"No, the other Lord Sir Knatchbull Fogg-Smythers. Who the hell is he, anyway? He sounds like he sat on his sword at some coronation ceremony and never had it removed."
His voice dropped to a whisper. "He's the private secretary to the Prince of Wales."
"Well, whoop-de-do," I said, still fuming over the plane.
LaMoyne reads that British magazine Hello!, the one that chronicles royal happenings like they were Second Comings. One issue I saw open on his desk had a twelve-page color spread under the headline "THE COUNTESS OF PUDDINGTON SPENDS AN EXHILARATING AFTERNOON JUDGING HENS AT AN AGRICULTURAL FAIR AND AFTERWARD ENJOYS TEA WITH HER COUSIN THE MARCHIONESS OF WOOLHAMPTON AT HER 152-ROOM ANCESTRAL HOME, GLAND MANOR."
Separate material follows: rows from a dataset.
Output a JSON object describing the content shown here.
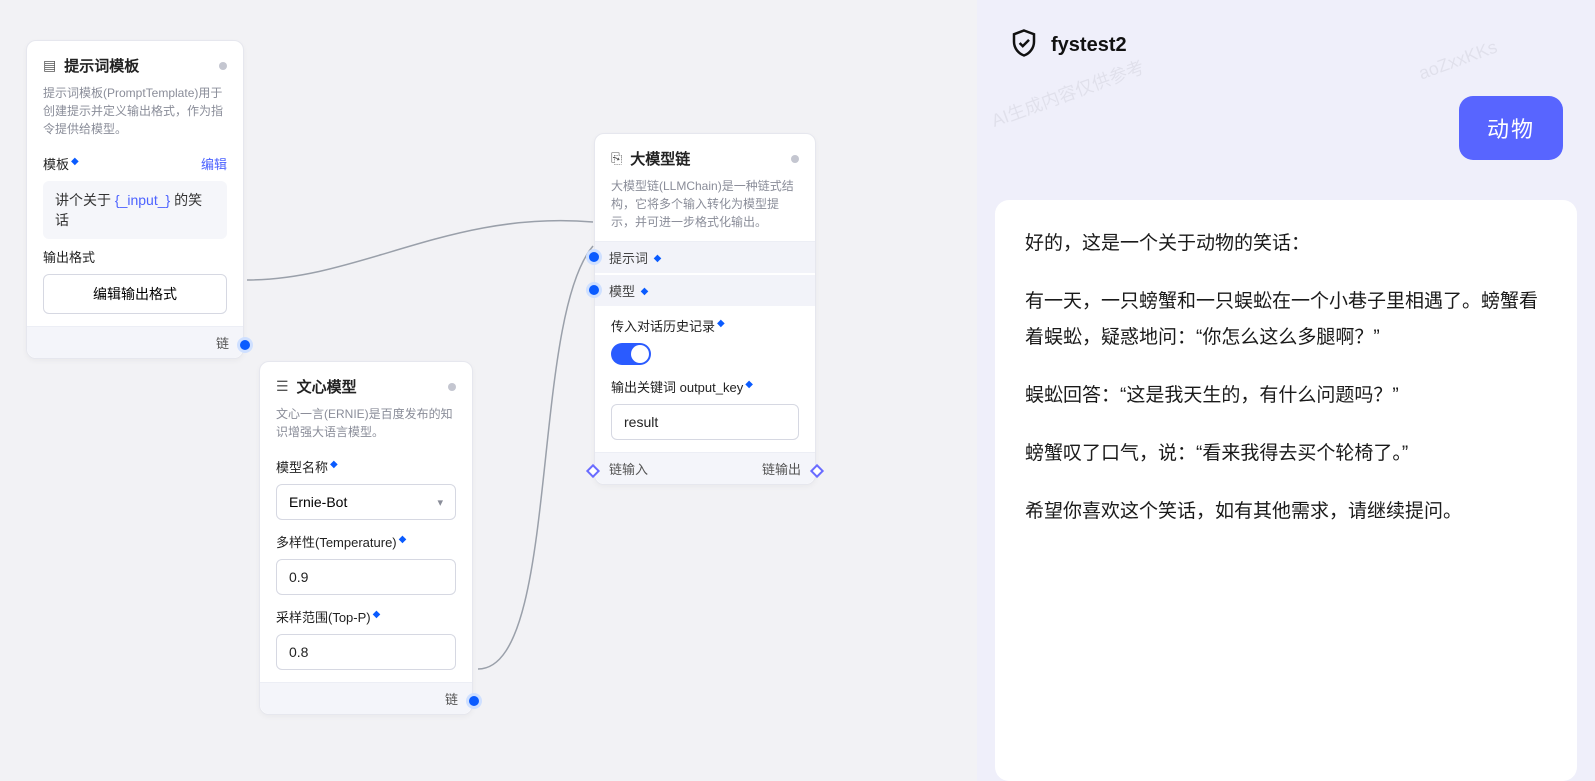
{
  "nodes": {
    "prompt": {
      "title": "提示词模板",
      "desc": "提示词模板(PromptTemplate)用于创建提示并定义输出格式，作为指令提供给模型。",
      "template_label": "模板",
      "edit_label": "编辑",
      "template_prefix": "讲个关于",
      "template_var": "{_input_}",
      "template_suffix": "的笑话",
      "output_format_label": "输出格式",
      "edit_output_format_btn": "编辑输出格式",
      "footer_label": "链"
    },
    "ernie": {
      "title": "文心模型",
      "desc": "文心一言(ERNIE)是百度发布的知识增强大语言模型。",
      "model_name_label": "模型名称",
      "model_name_value": "Ernie-Bot",
      "temperature_label": "多样性(Temperature)",
      "temperature_value": "0.9",
      "topp_label": "采样范围(Top-P)",
      "topp_value": "0.8",
      "footer_label": "链"
    },
    "chain": {
      "title": "大模型链",
      "desc": "大模型链(LLMChain)是一种链式结构，它将多个输入转化为模型提示，并可进一步格式化输出。",
      "prompt_row": "提示词",
      "model_row": "模型",
      "history_label": "传入对话历史记录",
      "output_key_label": "输出关键词 output_key",
      "output_key_value": "result",
      "footer_in": "链输入",
      "footer_out": "链输出"
    }
  },
  "chat": {
    "title": "fystest2",
    "user_message": "动物",
    "assistant_paragraphs": [
      "好的，这是一个关于动物的笑话：",
      "有一天，一只螃蟹和一只蜈蚣在一个小巷子里相遇了。螃蟹看着蜈蚣，疑惑地问：“你怎么这么多腿啊？”",
      "蜈蚣回答：“这是我天生的，有什么问题吗？”",
      "螃蟹叹了口气，说：“看来我得去买个轮椅了。”",
      "希望你喜欢这个笑话，如有其他需求，请继续提问。"
    ],
    "watermark_a": "AI生成内容仅供参考",
    "watermark_b": "aoZxxKKs"
  },
  "colors": {
    "accent": "#5865ff",
    "port": "#0a5bff"
  }
}
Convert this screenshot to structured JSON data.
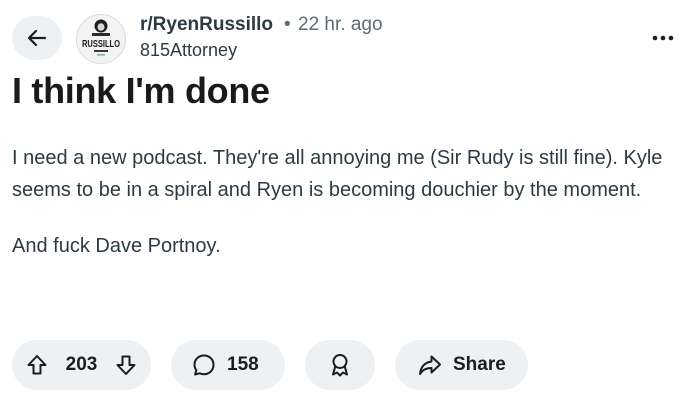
{
  "header": {
    "back_icon": "arrow-left-icon",
    "community_avatar_text": "RUSSILLO",
    "community_avatar_small_text": "RYEN",
    "subreddit": "r/RyenRussillo",
    "separator": "•",
    "time_ago": "22 hr. ago",
    "author": "815Attorney",
    "more_icon": "more-horizontal-icon"
  },
  "post": {
    "title": "I think I'm done",
    "body": [
      "I need a new podcast. They're all annoying me (Sir Rudy is still fine). Kyle seems to be in a spiral and Ryen is becoming douchier by the moment.",
      "And fuck Dave Portnoy."
    ]
  },
  "actions": {
    "upvote_icon": "upvote-arrow-icon",
    "score": "203",
    "downvote_icon": "downvote-arrow-icon",
    "comment_icon": "comment-bubble-icon",
    "comment_count": "158",
    "award_icon": "award-ribbon-icon",
    "share_icon": "share-arrow-icon",
    "share_label": "Share"
  },
  "colors": {
    "pill_background": "#eef1f3",
    "text_primary": "#1a1a1b",
    "text_secondary": "#5c6c74",
    "body_text": "#2a3c42"
  }
}
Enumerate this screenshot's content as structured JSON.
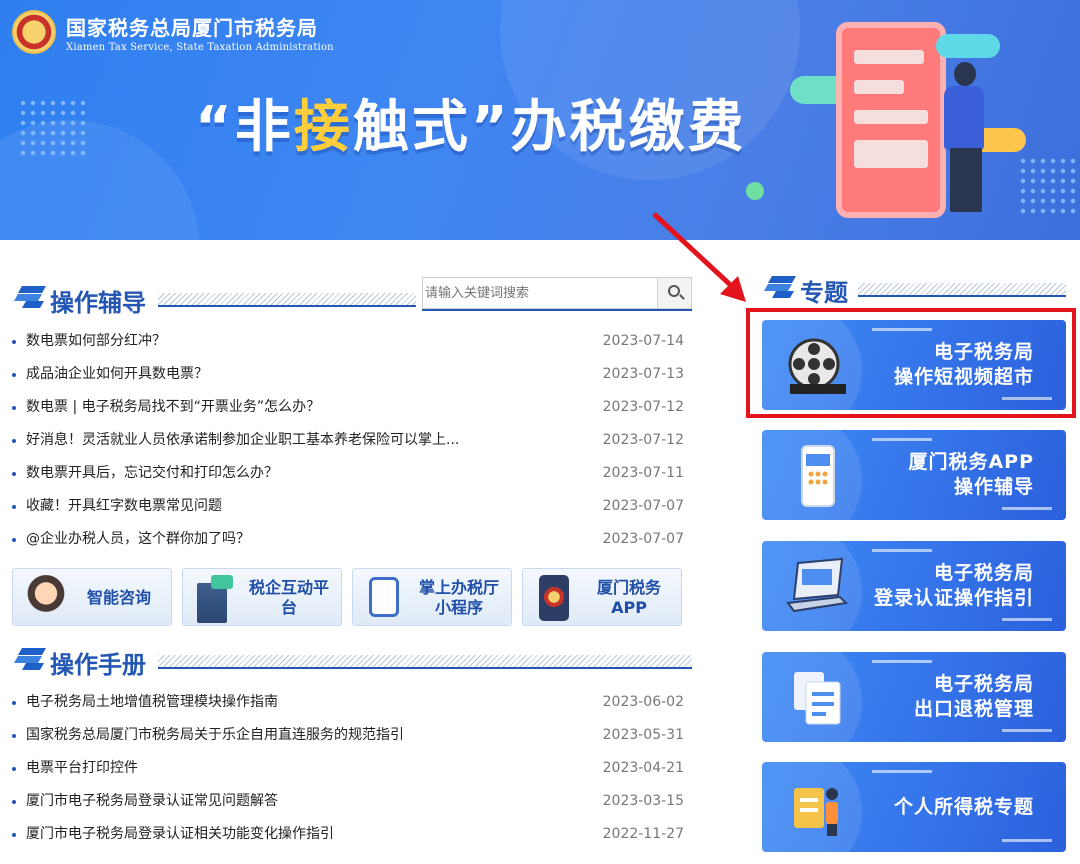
{
  "header": {
    "org_name": "国家税务总局厦门市税务局",
    "org_name_en": "Xiamen Tax Service, State Taxation Administration",
    "slogan_part1": "“非",
    "slogan_highlight": "接",
    "slogan_part2": "触式”办税缴费"
  },
  "guide": {
    "title": "操作辅导",
    "search_placeholder": "请输入关键词搜索",
    "items": [
      {
        "title": "数电票如何部分红冲？",
        "date": "2023-07-14"
      },
      {
        "title": "成品油企业如何开具数电票？",
        "date": "2023-07-13"
      },
      {
        "title": "数电票 | 电子税务局找不到“开票业务”怎么办？",
        "date": "2023-07-12"
      },
      {
        "title": "好消息！灵活就业人员依承诺制参加企业职工基本养老保险可以掌上...",
        "date": "2023-07-12"
      },
      {
        "title": "数电票开具后，忘记交付和打印怎么办？",
        "date": "2023-07-11"
      },
      {
        "title": "收藏！开具红字数电票常见问题",
        "date": "2023-07-07"
      },
      {
        "title": "@企业办税人员，这个群你加了吗？",
        "date": "2023-07-07"
      }
    ]
  },
  "quick_links": [
    {
      "label": "智能咨询",
      "icon": "customer-service-icon"
    },
    {
      "label": "税企互动平台",
      "icon": "chat-building-icon"
    },
    {
      "label": "掌上办税厅\n小程序",
      "label1": "掌上办税厅",
      "label2": "小程序",
      "icon": "mobile-hall-icon"
    },
    {
      "label": "厦门税务APP",
      "icon": "tax-app-icon"
    }
  ],
  "manual": {
    "title": "操作手册",
    "items": [
      {
        "title": "电子税务局土地增值税管理模块操作指南",
        "date": "2023-06-02"
      },
      {
        "title": "国家税务总局厦门市税务局关于乐企自用直连服务的规范指引",
        "date": "2023-05-31"
      },
      {
        "title": "电票平台打印控件",
        "date": "2023-04-21"
      },
      {
        "title": "厦门市电子税务局登录认证常见问题解答",
        "date": "2023-03-15"
      },
      {
        "title": "厦门市电子税务局登录认证相关功能变化操作指引",
        "date": "2022-11-27"
      }
    ]
  },
  "topics": {
    "title": "专题",
    "cards": [
      {
        "line1": "电子税务局",
        "line2": "操作短视频超市",
        "icon": "film-reel-icon",
        "highlighted": true
      },
      {
        "line1": "厦门税务APP",
        "line2": "操作辅导",
        "icon": "smartphone-icon",
        "highlighted": false
      },
      {
        "line1": "电子税务局",
        "line2": "登录认证操作指引",
        "icon": "laptop-icon",
        "highlighted": false
      },
      {
        "line1": "电子税务局",
        "line2": "出口退税管理",
        "icon": "documents-icon",
        "highlighted": false
      },
      {
        "line1": "个人所得税专题",
        "line2": "",
        "icon": "person-card-icon",
        "highlighted": false
      }
    ]
  },
  "colors": {
    "brand_blue": "#2456b4",
    "highlight_red": "#e3141b",
    "slogan_accent": "#ffce3a"
  }
}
I could hardly put it down. LaMoyne can't get enough of this sort of stuff. He memorizes royal-family trees. He can tell you how the King of Romania's uncle was related to Queen Victoria's aunt and what kind of hemophilia he had. LaMoyne grew up in Indiana. His father managed a cement factory; his mother taught high school English. People like LaMoyne tend to leave Indiana as soon as they attain legal age, and head west or east until they reach the continental shelf. I suppose you can't blame them.
I told him what the subject of the meeting with Lord Sir was. He sniffed, "The monarchy could use some saving."
I wasn't really up on the latest royal catastrophe. There seemed to be at least one a week. Something was always going wrong with that dynasty. I read somewhere that a Hungarian monk two centuries ago put a curse on it. You're not off to a good start as a dynasty when you have monks putting curses on you unto the tenth generation.
While not a royal-watcher myself, I was aware that the Prince of Wales had recently shot a beater accidentally during a driven-pheasant shoot. The man survived, and as soon as he could walk, or limp, out of the emergency room, he made a beeline for the nearest tabloid newspaper, where he sold a Homeric account of the peppering of his hindquarters for £200,000. (Headline: "DOES HE LOOK LIKE A BLOODY PHEASANT, SIR?") If I'd been handling His Royal Highness's affairs at the time, I'd have put out the word that the man practically hurled himself in front of the Prince so that he could cash in. Sometimes, in PR, you have to take off the old gloves.
I told LaMoyne he could brief me on royalty on the way over. Needless to say, he was beside himself with excitement to be coming along. When, that evening, we boarded the jet, a hideously expensive six-seater that would have to put down in Iceland to refuel, he had three suitcases with him.
"Those are going to cost me an extra thousand dollars in fuel."
"They're not for me," he said. "They're for you." He'd apparently gone out and bought me a trousseau.
"What's that?" I pointed to a white box with a see-through lid.
"It's a boutonniere," he said.
"LaMoyne, I'm not going to a prom, for God's sake."